> **WHAT IS NEEDED**: Make an exact copy of all the records that follow, apart from the pictures.

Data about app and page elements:
——————
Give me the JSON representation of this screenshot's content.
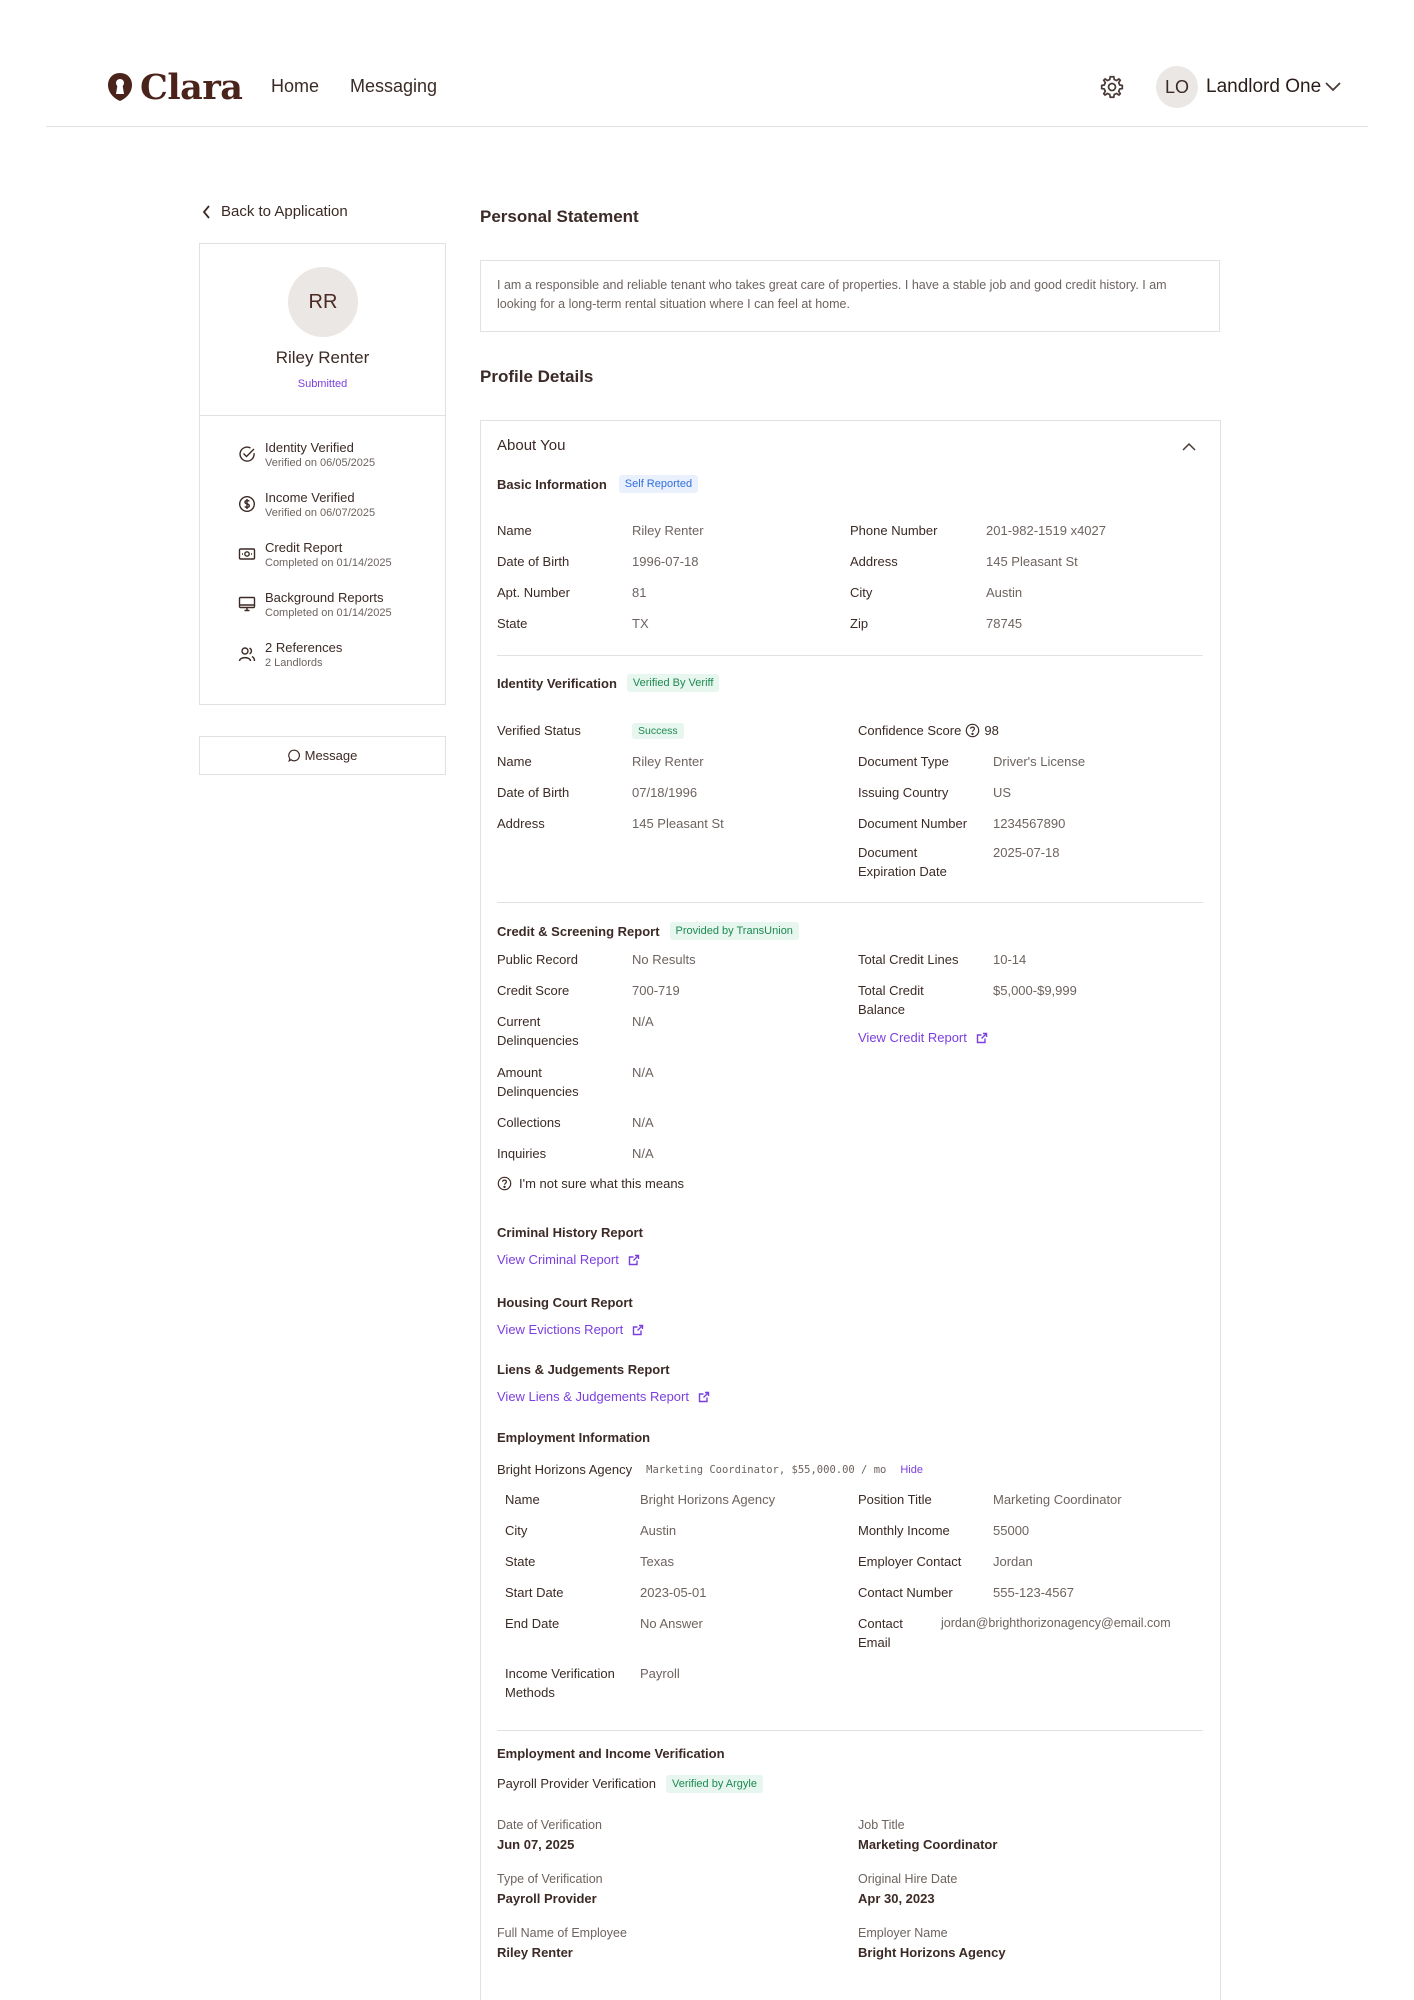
{
  "header": {
    "logo": "Clara",
    "nav": [
      "Home",
      "Messaging"
    ],
    "user_initials": "LO",
    "user_name": "Landlord One"
  },
  "sidebar": {
    "back_label": "Back to Application",
    "initials": "RR",
    "name": "Riley Renter",
    "status": "Submitted",
    "items": [
      {
        "icon": "check-circle-icon",
        "title": "Identity Verified",
        "sub": "Verified on 06/05/2025"
      },
      {
        "icon": "dollar-circle-icon",
        "title": "Income Verified",
        "sub": "Verified on 06/07/2025"
      },
      {
        "icon": "money-card-icon",
        "title": "Credit Report",
        "sub": "Completed on 01/14/2025"
      },
      {
        "icon": "monitor-icon",
        "title": "Background Reports",
        "sub": "Completed on 01/14/2025"
      },
      {
        "icon": "users-icon",
        "title": "2 References",
        "sub": "2 Landlords"
      }
    ],
    "message_label": "Message"
  },
  "statement": {
    "title": "Personal Statement",
    "text": "I am a responsible and reliable tenant who takes great care of properties. I have a stable job and good credit history. I am looking for a long-term rental situation where I can feel at home."
  },
  "profile": {
    "title": "Profile Details",
    "about": "About You",
    "basic": {
      "title": "Basic Information",
      "badge": "Self Reported",
      "left": [
        {
          "label": "Name",
          "value": "Riley Renter"
        },
        {
          "label": "Date of Birth",
          "value": "1996-07-18"
        },
        {
          "label": "Apt. Number",
          "value": "81"
        },
        {
          "label": "State",
          "value": "TX"
        }
      ],
      "right": [
        {
          "label": "Phone Number",
          "value": "201-982-1519 x4027"
        },
        {
          "label": "Address",
          "value": "145 Pleasant St"
        },
        {
          "label": "City",
          "value": "Austin"
        },
        {
          "label": "Zip",
          "value": "78745"
        }
      ]
    },
    "identity": {
      "title": "Identity Verification",
      "badge": "Verified By Veriff",
      "status_label": "Verified Status",
      "status_value": "Success",
      "left": [
        {
          "label": "Name",
          "value": "Riley Renter"
        },
        {
          "label": "Date of Birth",
          "value": "07/18/1996"
        },
        {
          "label": "Address",
          "value": "145 Pleasant St"
        }
      ],
      "confidence_label": "Confidence Score",
      "confidence_value": "98",
      "right": [
        {
          "label": "Document Type",
          "value": "Driver's License"
        },
        {
          "label": "Issuing Country",
          "value": "US"
        },
        {
          "label": "Document Number",
          "value": "1234567890"
        },
        {
          "label": "Document Expiration Date",
          "value": "2025-07-18"
        }
      ]
    },
    "credit": {
      "title": "Credit & Screening Report",
      "badge": "Provided by TransUnion",
      "left": [
        {
          "label": "Public Record",
          "value": "No Results"
        },
        {
          "label": "Credit Score",
          "value": "700-719"
        },
        {
          "label": "Current Delinquencies",
          "value": "N/A"
        },
        {
          "label": "Amount Delinquencies",
          "value": "N/A"
        },
        {
          "label": "Collections",
          "value": "N/A"
        },
        {
          "label": "Inquiries",
          "value": "N/A"
        }
      ],
      "right": [
        {
          "label": "Total Credit Lines",
          "value": "10-14"
        },
        {
          "label": "Total Credit Balance",
          "value": "$5,000-$9,999"
        }
      ],
      "view_link": "View Credit Report",
      "help": "I'm not sure what this means"
    },
    "criminal": {
      "title": "Criminal History Report",
      "link": "View Criminal Report"
    },
    "housing": {
      "title": "Housing Court Report",
      "link": "View Evictions Report"
    },
    "liens": {
      "title": "Liens & Judgements Report",
      "link": "View Liens & Judgements Report"
    },
    "employment": {
      "title": "Employment Information",
      "employer": "Bright Horizons Agency",
      "summary": "Marketing Coordinator, $55,000.00 / mo",
      "hide": "Hide",
      "left": [
        {
          "label": "Name",
          "value": "Bright Horizons Agency"
        },
        {
          "label": "City",
          "value": "Austin"
        },
        {
          "label": "State",
          "value": "Texas"
        },
        {
          "label": "Start Date",
          "value": "2023-05-01"
        },
        {
          "label": "End Date",
          "value": "No Answer"
        },
        {
          "label": "Income Verification Methods",
          "value": "Payroll"
        }
      ],
      "right": [
        {
          "label": "Position Title",
          "value": "Marketing Coordinator"
        },
        {
          "label": "Monthly Income",
          "value": "55000"
        },
        {
          "label": "Employer Contact",
          "value": "Jordan"
        },
        {
          "label": "Contact Number",
          "value": "555-123-4567"
        },
        {
          "label": "Contact Email",
          "value": "jordan@brighthorizonagency@email.com"
        }
      ]
    },
    "verification": {
      "title": "Employment and Income Verification",
      "provider": "Payroll Provider Verification",
      "badge": "Verified by Argyle",
      "left": [
        {
          "label": "Date of Verification",
          "value": "Jun 07, 2025"
        },
        {
          "label": "Type of Verification",
          "value": "Payroll Provider"
        },
        {
          "label": "Full Name of Employee",
          "value": "Riley Renter"
        }
      ],
      "right": [
        {
          "label": "Job Title",
          "value": "Marketing Coordinator"
        },
        {
          "label": "Original Hire Date",
          "value": "Apr 30, 2023"
        },
        {
          "label": "Employer Name",
          "value": "Bright Horizons Agency"
        }
      ]
    }
  }
}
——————
> **TASK SOLUTION**:
Give me the JSON representation of this screenshot's content.
{
  "header": {
    "logo": "Clara",
    "nav": [
      "Home",
      "Messaging"
    ],
    "user_initials": "LO",
    "user_name": "Landlord One"
  },
  "sidebar": {
    "back_label": "Back to Application",
    "initials": "RR",
    "name": "Riley Renter",
    "status": "Submitted",
    "items": [
      {
        "icon": "check-circle-icon",
        "title": "Identity Verified",
        "sub": "Verified on 06/05/2025"
      },
      {
        "icon": "dollar-circle-icon",
        "title": "Income Verified",
        "sub": "Verified on 06/07/2025"
      },
      {
        "icon": "money-card-icon",
        "title": "Credit Report",
        "sub": "Completed on 01/14/2025"
      },
      {
        "icon": "monitor-icon",
        "title": "Background Reports",
        "sub": "Completed on 01/14/2025"
      },
      {
        "icon": "users-icon",
        "title": "2 References",
        "sub": "2 Landlords"
      }
    ],
    "message_label": "Message"
  },
  "statement": {
    "title": "Personal Statement",
    "text": "I am a responsible and reliable tenant who takes great care of properties. I have a stable job and good credit history. I am looking for a long-term rental situation where I can feel at home."
  },
  "profile": {
    "title": "Profile Details",
    "about": "About You",
    "basic": {
      "title": "Basic Information",
      "badge": "Self Reported",
      "left": [
        {
          "label": "Name",
          "value": "Riley Renter"
        },
        {
          "label": "Date of Birth",
          "value": "1996-07-18"
        },
        {
          "label": "Apt. Number",
          "value": "81"
        },
        {
          "label": "State",
          "value": "TX"
        }
      ],
      "right": [
        {
          "label": "Phone Number",
          "value": "201-982-1519 x4027"
        },
        {
          "label": "Address",
          "value": "145 Pleasant St"
        },
        {
          "label": "City",
          "value": "Austin"
        },
        {
          "label": "Zip",
          "value": "78745"
        }
      ]
    },
    "identity": {
      "title": "Identity Verification",
      "badge": "Verified By Veriff",
      "status_label": "Verified Status",
      "status_value": "Success",
      "left": [
        {
          "label": "Name",
          "value": "Riley Renter"
        },
        {
          "label": "Date of Birth",
          "value": "07/18/1996"
        },
        {
          "label": "Address",
          "value": "145 Pleasant St"
        }
      ],
      "confidence_label": "Confidence Score",
      "confidence_value": "98",
      "right": [
        {
          "label": "Document Type",
          "value": "Driver's License"
        },
        {
          "label": "Issuing Country",
          "value": "US"
        },
        {
          "label": "Document Number",
          "value": "1234567890"
        },
        {
          "label": "Document Expiration Date",
          "value": "2025-07-18"
        }
      ]
    },
    "credit": {
      "title": "Credit & Screening Report",
      "badge": "Provided by TransUnion",
      "left": [
        {
          "label": "Public Record",
          "value": "No Results"
        },
        {
          "label": "Credit Score",
          "value": "700-719"
        },
        {
          "label": "Current Delinquencies",
          "value": "N/A"
        },
        {
          "label": "Amount Delinquencies",
          "value": "N/A"
        },
        {
          "label": "Collections",
          "value": "N/A"
        },
        {
          "label": "Inquiries",
          "value": "N/A"
        }
      ],
      "right": [
        {
          "label": "Total Credit Lines",
          "value": "10-14"
        },
        {
          "label": "Total Credit Balance",
          "value": "$5,000-$9,999"
        }
      ],
      "view_link": "View Credit Report",
      "help": "I'm not sure what this means"
    },
    "criminal": {
      "title": "Criminal History Report",
      "link": "View Criminal Report"
    },
    "housing": {
      "title": "Housing Court Report",
      "link": "View Evictions Report"
    },
    "liens": {
      "title": "Liens & Judgements Report",
      "link": "View Liens & Judgements Report"
    },
    "employment": {
      "title": "Employment Information",
      "employer": "Bright Horizons Agency",
      "summary": "Marketing Coordinator, $55,000.00 / mo",
      "hide": "Hide",
      "left": [
        {
          "label": "Name",
          "value": "Bright Horizons Agency"
        },
        {
          "label": "City",
          "value": "Austin"
        },
        {
          "label": "State",
          "value": "Texas"
        },
        {
          "label": "Start Date",
          "value": "2023-05-01"
        },
        {
          "label": "End Date",
          "value": "No Answer"
        },
        {
          "label": "Income Verification Methods",
          "value": "Payroll"
        }
      ],
      "right": [
        {
          "label": "Position Title",
          "value": "Marketing Coordinator"
        },
        {
          "label": "Monthly Income",
          "value": "55000"
        },
        {
          "label": "Employer Contact",
          "value": "Jordan"
        },
        {
          "label": "Contact Number",
          "value": "555-123-4567"
        },
        {
          "label": "Contact Email",
          "value": "jordan@brighthorizonagency@email.com"
        }
      ]
    },
    "verification": {
      "title": "Employment and Income Verification",
      "provider": "Payroll Provider Verification",
      "badge": "Verified by Argyle",
      "left": [
        {
          "label": "Date of Verification",
          "value": "Jun 07, 2025"
        },
        {
          "label": "Type of Verification",
          "value": "Payroll Provider"
        },
        {
          "label": "Full Name of Employee",
          "value": "Riley Renter"
        }
      ],
      "right": [
        {
          "label": "Job Title",
          "value": "Marketing Coordinator"
        },
        {
          "label": "Original Hire Date",
          "value": "Apr 30, 2023"
        },
        {
          "label": "Employer Name",
          "value": "Bright Horizons Agency"
        }
      ]
    }
  }
}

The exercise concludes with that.